Established as a way to recognize “the strength and esprit de corps of the trade and labor organizations,” Labor Day is a tribute to the social and economic achievements of workers across the country. Celebrated each September in the United States, this important holiday contributes to our understanding of the American worker and their contributions to the production and strength of the nation.
As an interdisciplinary field, labor studies combines the work of political science, sociology, economics, and history, in order to analyze issues of the historic and contemporary workforce. Work is a central feature of today’s lives, and labor issues have long been of significant importance. Practitioners and scholars of labor studies review historic controversies of the labor movement and its history. In addition, they analyze the strategic barriers and challenges to organizational change in place today to effectively assist workers in national and international contexts.

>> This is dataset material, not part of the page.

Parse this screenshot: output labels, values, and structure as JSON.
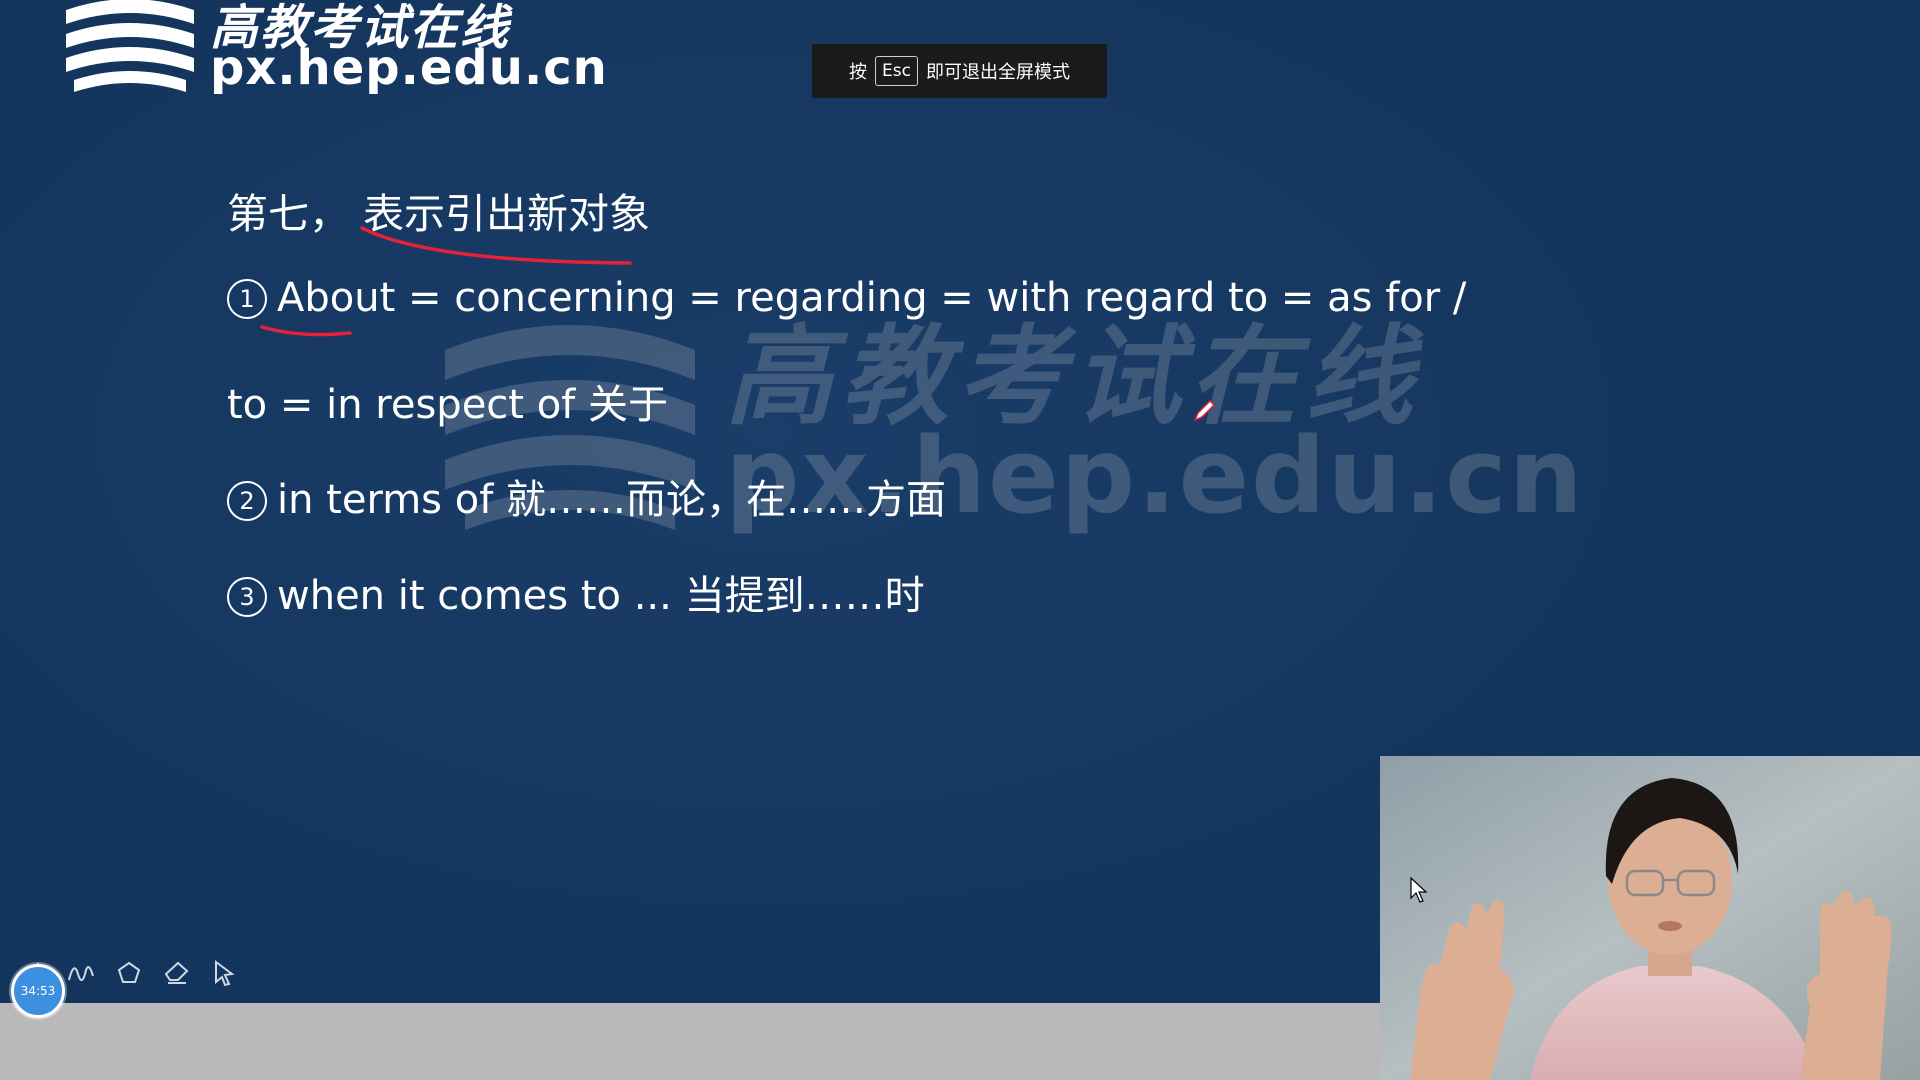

Labor studies scholarship is an active subject heading for UMass Press, particularly for its interdisciplinary nature. Last December, we published For Jobs and Freedom, a collection of writings by the tireless civil rights activist and union leader A. Philip Randolph (1889-1979). Known for leading the struggle for black freedom and organizing the Brotherhood of Sleeping Car Porters, Randolph was a key leader in the Civil Rights Movement and the American labor movement from the 1930s to 1960s. For Jobs and Freedom, edited by Andrew Kerstein and David Lucander, highlights Randolph’s essential writings over a five-decade career. Combining more than seventy published and unpublished pieces, the editors organized his writings thematically in order to situate speeches within Randolph’s major interests – dismantling workplace inequality, expanding civil rights, confronting racial segregation, and building international coalitions. John Bracey Jr., coeditor of SOS – Calling All Black People, says “this book will go a long way in making easily accessible . . . the leading figure among Blacks in the trade union movement from the 1930s until his death . . . I give it my strongest endorsement.” For more information on For Jobs and Freedom, please visit our website or view our subject heading on labor studies.
We here at UMass Press would like to wish everyone a relaxing Labor Day.